─── Data to examine

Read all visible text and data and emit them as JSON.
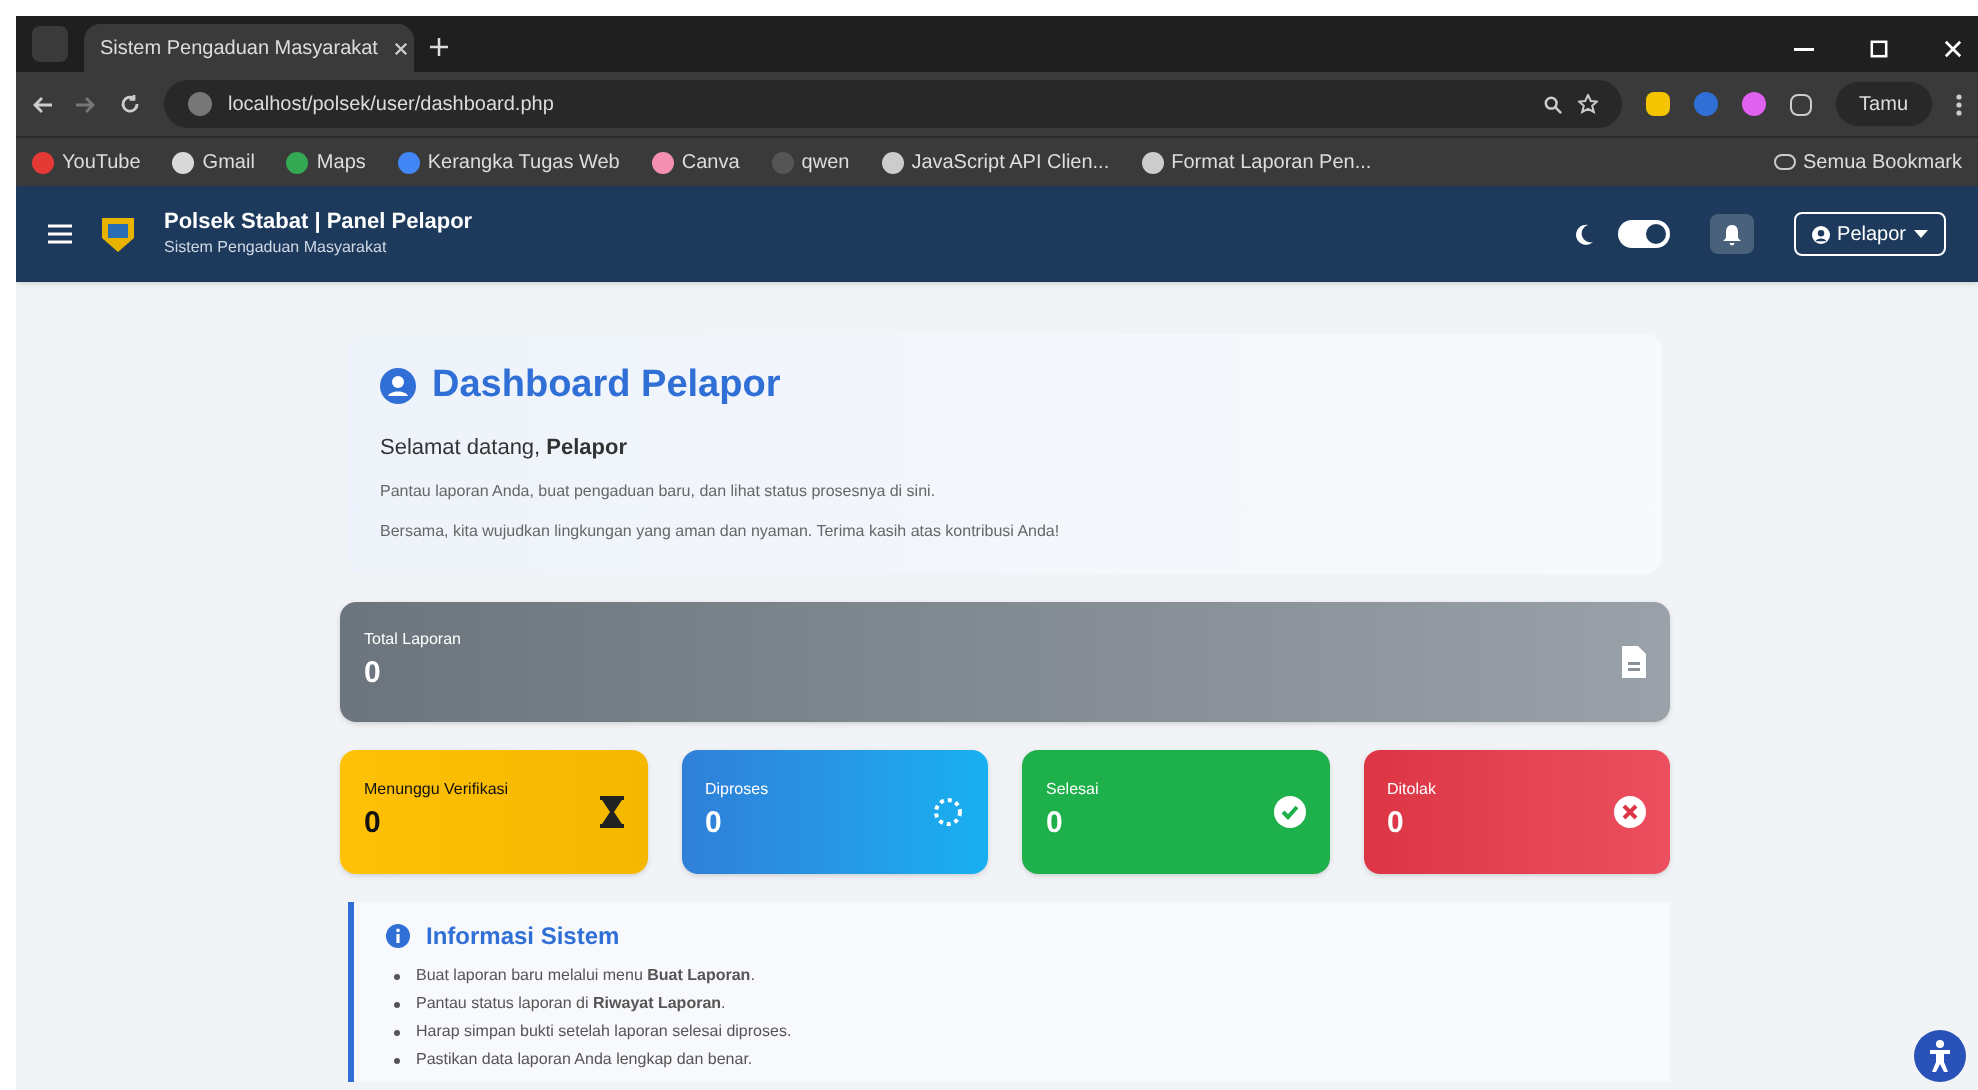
{
  "browser": {
    "tab_title": "Sistem Pengaduan Masyarakat",
    "url": "localhost/polsek/user/dashboard.php",
    "profile": "Tamu",
    "bookmarks": [
      {
        "label": "YouTube",
        "color": "#e53935"
      },
      {
        "label": "Gmail",
        "color": "#d9d9d9"
      },
      {
        "label": "Maps",
        "color": "#34a853"
      },
      {
        "label": "Kerangka Tugas Web",
        "color": "#4285f4"
      },
      {
        "label": "Canva",
        "color": "#f48fb1"
      },
      {
        "label": "qwen",
        "color": "#555555"
      },
      {
        "label": "JavaScript API Clien...",
        "color": "#cccccc"
      },
      {
        "label": "Format Laporan Pen...",
        "color": "#cccccc"
      }
    ],
    "all_bookmarks": "Semua Bookmark"
  },
  "header": {
    "title": "Polsek Stabat | Panel Pelapor",
    "subtitle": "Sistem Pengaduan Masyarakat",
    "dark_mode": true,
    "user": "Pelapor"
  },
  "welcome": {
    "title": "Dashboard Pelapor",
    "greeting": "Selamat datang, **Pelapor**",
    "lines": [
      "Pantau laporan Anda, buat pengaduan baru, dan lihat status prosesnya di sini.",
      "Bersama, kita wujudkan lingkungan yang aman dan nyaman. Terima kasih atas kontribusi Anda!"
    ]
  },
  "total": {
    "label": "Total Laporan",
    "value": "0"
  },
  "stats": [
    {
      "kind": "waiting",
      "label": "Menunggu Verifikasi",
      "value": "0"
    },
    {
      "kind": "process",
      "label": "Diproses",
      "value": "0"
    },
    {
      "kind": "done",
      "label": "Selesai",
      "value": "0"
    },
    {
      "kind": "rejected",
      "label": "Ditolak",
      "value": "0"
    }
  ],
  "info": {
    "title": "Informasi Sistem",
    "items": [
      "Buat laporan baru melalui menu **Buat Laporan**.",
      "Pantau status laporan di **Riwayat Laporan**.",
      "Harap simpan bukti setelah laporan selesai diproses.",
      "Pastikan data laporan Anda lengkap dan benar."
    ]
  }
}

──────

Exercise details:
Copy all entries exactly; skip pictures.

Problem solution:
Read all visible text and data and emit them as JSON.
{
  "browser": {
    "tab_title": "Sistem Pengaduan Masyarakat",
    "url": "localhost/polsek/user/dashboard.php",
    "profile": "Tamu",
    "bookmarks": [
      {
        "label": "YouTube",
        "color": "#e53935"
      },
      {
        "label": "Gmail",
        "color": "#d9d9d9"
      },
      {
        "label": "Maps",
        "color": "#34a853"
      },
      {
        "label": "Kerangka Tugas Web",
        "color": "#4285f4"
      },
      {
        "label": "Canva",
        "color": "#f48fb1"
      },
      {
        "label": "qwen",
        "color": "#555555"
      },
      {
        "label": "JavaScript API Clien...",
        "color": "#cccccc"
      },
      {
        "label": "Format Laporan Pen...",
        "color": "#cccccc"
      }
    ],
    "all_bookmarks": "Semua Bookmark"
  },
  "header": {
    "title": "Polsek Stabat | Panel Pelapor",
    "subtitle": "Sistem Pengaduan Masyarakat",
    "dark_mode": true,
    "user": "Pelapor"
  },
  "welcome": {
    "title": "Dashboard Pelapor",
    "greeting": "Selamat datang, **Pelapor**",
    "lines": [
      "Pantau laporan Anda, buat pengaduan baru, dan lihat status prosesnya di sini.",
      "Bersama, kita wujudkan lingkungan yang aman dan nyaman. Terima kasih atas kontribusi Anda!"
    ]
  },
  "total": {
    "label": "Total Laporan",
    "value": "0"
  },
  "stats": [
    {
      "kind": "waiting",
      "label": "Menunggu Verifikasi",
      "value": "0"
    },
    {
      "kind": "process",
      "label": "Diproses",
      "value": "0"
    },
    {
      "kind": "done",
      "label": "Selesai",
      "value": "0"
    },
    {
      "kind": "rejected",
      "label": "Ditolak",
      "value": "0"
    }
  ],
  "info": {
    "title": "Informasi Sistem",
    "items": [
      "Buat laporan baru melalui menu **Buat Laporan**.",
      "Pantau status laporan di **Riwayat Laporan**.",
      "Harap simpan bukti setelah laporan selesai diproses.",
      "Pastikan data laporan Anda lengkap dan benar."
    ]
  }
}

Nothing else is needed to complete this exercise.